Saturday, May 19, 2012


When I was a college student, I had the habit of checking my friends bookcases to see what they were reading.  I'd see books by Milan Kundera, Gabriel Garcia-Marquez and Herman Hesse. Looking on a lower shelf, tucked away in a corner, I'd often see well-worn titles by Charles Bukowski.  The message was clear: high-brow reading is necessary but Bukowski is what I really want to read.

Charles Bukowski was a poet of the profane.  Time called him "laureate of the lowlife."  A student of the gritty streets, he wrote about the shadow side of America. Prostitutes, dingy bars, human cruelty, lonely trysts.  He was a brutal drunk, a misogynist, a self-admitted louse.  But he was a prolific writer and at times a sensitive poet with a twisted sense of humor.

Born in Germany in 1920, Bukowski grew up in Los Angeles son to an abusive, alcoholic father.  He began writing (and drinking) in his teens.  He struggled for decades, toiling as a postal worker until 1969.  He was a private person who loved cats and valued his solitude.  "I don't hate people...I just feel better when they're not around."

Los Angeles was Bukowski's milieu and creative muse.  Many of his fabled haunts have long since been torn down but some locations remain intact and provide a unique view into the life of LA's literary son.

Post Office Terminal Annex, Downtown LA

Bukowski worked as a letter-filing clerk for 14 years.  During this period he penned a column called Notes of a Dirty Old Man for a local weekly The LA Free Press.  He felt the post office was killing him slowly and poisoning his desire to write.  Black Sparrow Press Publisher John Martin offered Bukowski $100 a month for life if he would quit his job and dedicate himself to writing.  Bukowski finally quit in 1969.  He documented his experiences in his first novel Post Office written at age 49.

Pink Elephant Liquor Store, East Hollywood

Located at Western & Franklin, the Pink Elephant was where Bukowski picked up his booze and bidis (Indian cigarettes).  His favorite drinks included Cutty Sark (for his boilermakers), Riesling white wine, Vodka & 7-Up and Miller Beer. He despised Coors calling it the worst beer in America.  After Bukowski tallied a number of DUIs, the Pink Elephant delivered liquor to his home.

Bukowski famously wrote about his drinking in the novel Women: "That's the problem with drinking, I thought, as I poured myself a drink.  If something bad happens you drink in an attempt to forget; if something good happens you drink in order to celebrate; and if nothing happens you drink to make something happen."

5124 De Longpre Avenue, Hollywood

This is the bungalow Bukowski rented from 1963-1972.  This is where he formally became a writer and where he fathered his only child.  Bukowski wrote the novels Post Office and Factotum at De Longpre and the location was the setting for his novel Women.

In 2007, developers attempted to demolish the site and build condominiums.
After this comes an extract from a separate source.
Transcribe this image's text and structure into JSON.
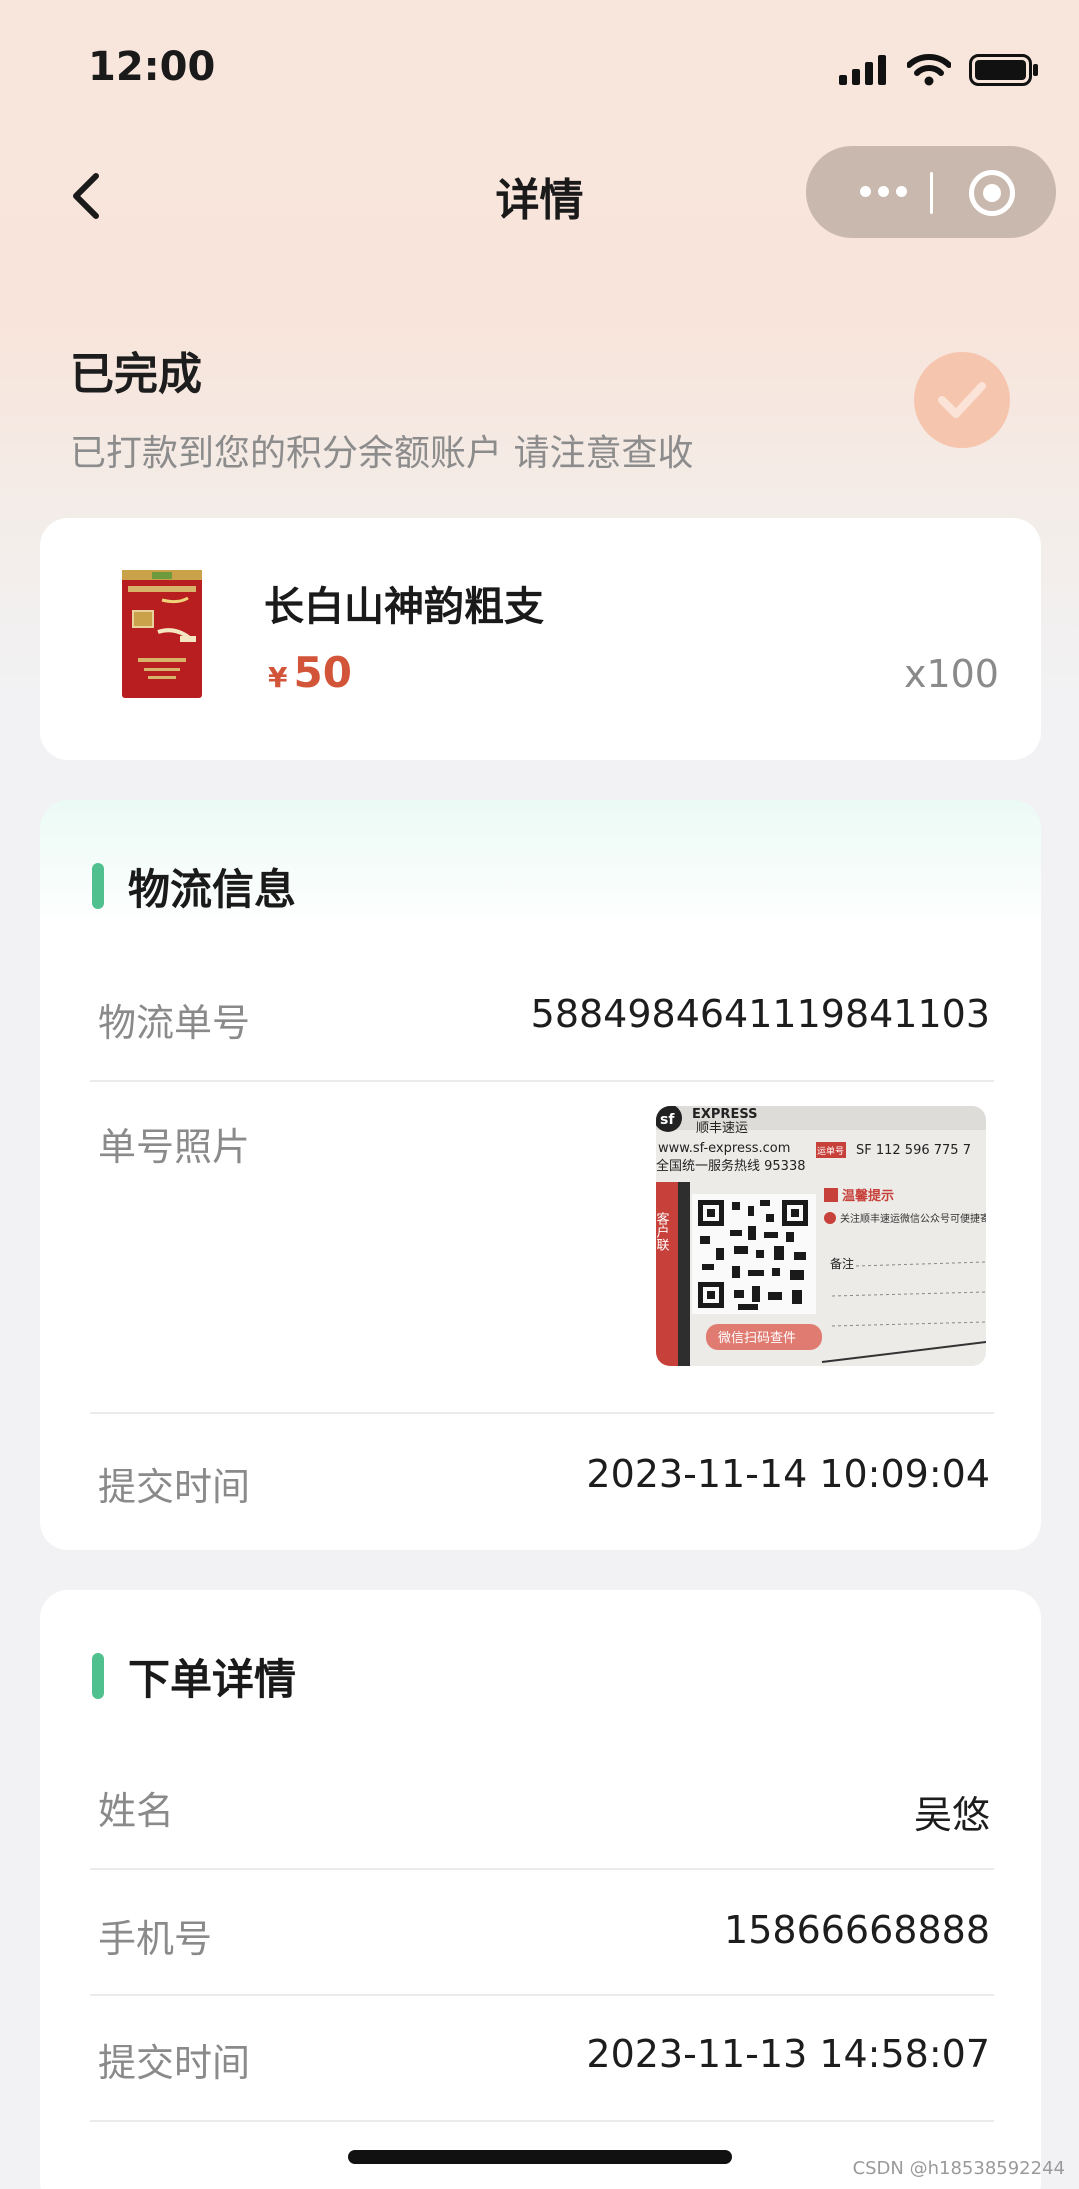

Preservationists and celebrities like Johnny Depp intervened and the location became a historical landmark.  Bukowski himself probably wouldn't care.  After all, he said of his own writing, "When I die they can take my work and wipe a cat's ass with it.  It will be of no earthly use to me."

LA Central Library, Downtown

As a young man, Bukowski spent many days in the Philosophy Room reassured by the thousands of books around him.  LAPL was where Bukowski discovered his literary idol John Fante (Ask The Dust).  "It was like finding gold in the city dump." Other literary influences included Celine, Sartre, Hemingway and Knut Hamsun. Bukowski devoured every book he could get his hands on and the library was where he developed an ambition to become an author.

Clifton's Cafeteria, Downton LA

Started in 1935, Clifton's remains the oldest surviving cafeteria-style eatery in Los Angeles.  Bukowski ate many meals here during the Great Depression.  In his novel Ham And Rye, Bukowski wrote "Clifton's Cafeteria was nice.  If you didn't have much money, they let you pay what you could.  And if you didn't have any money, you didn't have to pay."

Hollywood Park Racetrack, Inglewood

After he quit his post office job, Bukowski spent his days playing the horses to make ends meet.  He viewed this as "just another job" and he developed his own betting system in which he rarely lost and often ended up with a tidy profit. The track also provided a venue for Buk to observe humanity and meet shady personalities whom he wrote about in his Free Press column.

Other Los Angeles Bukowski haunts include Phillipe's Restaurant where Buk ate French Dip sandwiches, Olympic Auditorium where he took in boxing matches and Musso And Frank Grill where he schmoozed with studio executives and celebrities in his later years.

Bukowski published more than 60 books.  Hollywood has made multiple movies about him (Barfly, Factotum, Tales of Ordinary Madness).  His writing remains as popular as ever.  Bukowski died of leukemia in 1994.  His funeral was conducted by Buddhist monks.  His headstone features a graphic of a boxer and the zen-inspired epitaph "Don't try." (5" x 6, black ink print)


  1. That's a great carving! Thanks for sharing :-)

  2. Loren,

    A terrific portrait. Not just a good likeness -- expressive: his character captured.

    Thanks for sharing! <3 the woodcut!


  3. Thanks for writing. Very strong and evocative of CB.

  4. Ornery, ugly and poetic, all at once, Bukowski does indeed survive on second-tier shelves, closer to the gutter maybe but, now and then at least, with a direct line of vision to the stars or the stars' reflections.

    A fine woodcut, by any standards. Congrats.

    1. Nice cuts. I have many of my sculpture on Facebook. You have to go to photos and they the one with sculptures. Not the best place, but a place. My book LOVING AND HATING CHARLES BUKOWSKI is out.

  5. I know he wrote to save his ass but he rescued me also... Bravo on the woodcut. ;)